Flagging the party’s readiness to horse-trade over energy policy if Labor wins the election, the Greens senator Sarah Hanson-Young said the party was not afraid to use its numbers on the crossbench to extract stronger commitments from Bill Shorten on the environment.
The Labor leader has announced a baseline and credit scheme for polluters emitting more than 25,000 tonnes of carbon dioxide a year using the existing safeguard mechanism, but the party has also promised to provide concessions to trade-exposed heavy industries such as steel, aluminium and LNG.
The Greens, whose support may be critical for Labor to pass its climate policy through the Senate even if it wins a majority in the House of Representatives, say the scheme does not go far enough. It wants Labor to scrap plans to allow polluters to buy carbon credits from overseas, while also forcing them to pay for their damage to the environment.
The party is also pushing for a ban on all new coal mines, and wants existing approvals for the controversial Adani project reviewed.
The Greens climate change spokesman, Adam Bandt, has already expressed frustration with the shadow climate change spokesman, Mark Butler, who declared before the election was called the Australian parliament must end the current stalemate and back Labor’s climate policy in the event of a Shorten victory, otherwise politicians will betray the next generation. Bandt says Labor is in no position to issue ultimatums.
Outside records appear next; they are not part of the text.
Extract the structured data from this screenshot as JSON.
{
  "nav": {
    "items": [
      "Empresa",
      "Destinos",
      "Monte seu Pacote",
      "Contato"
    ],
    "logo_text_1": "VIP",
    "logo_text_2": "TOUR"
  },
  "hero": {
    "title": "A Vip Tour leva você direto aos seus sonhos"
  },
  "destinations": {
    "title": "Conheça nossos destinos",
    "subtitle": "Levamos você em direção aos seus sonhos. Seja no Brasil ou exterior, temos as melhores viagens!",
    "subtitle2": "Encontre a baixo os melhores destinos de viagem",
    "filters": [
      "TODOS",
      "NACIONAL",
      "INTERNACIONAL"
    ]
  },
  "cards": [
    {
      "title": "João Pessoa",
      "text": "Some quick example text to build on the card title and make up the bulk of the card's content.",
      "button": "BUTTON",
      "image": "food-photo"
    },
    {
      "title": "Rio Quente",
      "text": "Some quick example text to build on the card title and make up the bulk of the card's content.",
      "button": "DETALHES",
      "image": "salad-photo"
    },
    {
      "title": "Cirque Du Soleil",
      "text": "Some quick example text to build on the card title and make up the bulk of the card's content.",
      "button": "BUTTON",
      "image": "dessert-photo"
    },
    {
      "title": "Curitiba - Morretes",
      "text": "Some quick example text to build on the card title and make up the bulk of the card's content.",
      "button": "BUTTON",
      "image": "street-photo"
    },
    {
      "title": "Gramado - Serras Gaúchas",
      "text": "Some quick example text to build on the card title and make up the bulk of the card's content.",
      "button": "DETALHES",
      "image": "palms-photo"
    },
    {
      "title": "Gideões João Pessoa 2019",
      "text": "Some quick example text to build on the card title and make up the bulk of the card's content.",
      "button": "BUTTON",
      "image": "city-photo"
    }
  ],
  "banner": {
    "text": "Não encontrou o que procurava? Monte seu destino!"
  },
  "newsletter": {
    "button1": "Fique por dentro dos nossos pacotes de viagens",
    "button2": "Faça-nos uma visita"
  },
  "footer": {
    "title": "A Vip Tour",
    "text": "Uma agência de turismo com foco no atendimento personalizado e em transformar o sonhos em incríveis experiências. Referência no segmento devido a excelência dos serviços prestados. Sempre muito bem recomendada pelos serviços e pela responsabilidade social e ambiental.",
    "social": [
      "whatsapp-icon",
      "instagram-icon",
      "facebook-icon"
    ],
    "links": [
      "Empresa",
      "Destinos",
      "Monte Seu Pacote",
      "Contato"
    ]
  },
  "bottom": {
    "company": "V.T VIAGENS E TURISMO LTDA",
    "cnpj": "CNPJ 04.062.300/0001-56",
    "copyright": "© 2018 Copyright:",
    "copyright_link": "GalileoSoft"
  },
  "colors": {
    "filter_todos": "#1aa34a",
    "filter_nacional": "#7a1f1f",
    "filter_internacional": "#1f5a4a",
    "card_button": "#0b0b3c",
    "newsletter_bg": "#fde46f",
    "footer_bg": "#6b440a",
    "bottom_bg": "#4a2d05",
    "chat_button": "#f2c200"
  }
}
Hanson-Young, who is fighting to keep her South Australian Senate position at next month’s election, will unveil the Greens’ environment policy on Wednesday along with Bandt.
The centrepiece of the policy is the new nature fund, which would invest $2bn a year to protect Australian flora and fauna from invasive species, create new safe havens for threatened mammals and fund the development of recovery plans for at-risk species. The fund will also pay for 10,000 qualified “environment managers”, and boost the number of Indigenous rangers.
“In any negotiation with Labor over climate and the environment, we are going to be putting front and centre our extinction crisis and the need to protect and restore our environment,” Hanson-Young told Guardian Australia.
“What we are putting very clearly today is that this has to be part of the climate conversation.”
She said big polluters should be forced to invest in environmental programs because “they are the ones wrecking the joint”.
Hanson-Young said there was an expectation from voters that Labor’s environment policy was better than the Liberal party’s, but the opposition needed to come under more pressure to flesh out its plans.
“Really they haven’t been held to account over it at all yet; they have got no detail, they haven’t put any money on the table.”
At Labor’s national conference last year, Shorten committed to introducing a new environment act and creating a new commonwealth environmental protection authority after coming under pressure from the party’s Labor Environment Action Network, but is yet to provide details.
The Wilderness Society has called on the major parties and potential crossbenchers to commit to an overhaul of environmental protection laws and the establishment of new independent regulatory agencies before Australians cast their votes on 18 May.
Hanson-Young said the Greens in the Senate would “hold the Labor party to its promises on the environment”.
The Greens environment policy also proposes a new network of marine parks, including the Great Barrier Reef, and the outlawing of oil and gas exploration in the Great Australian Bight.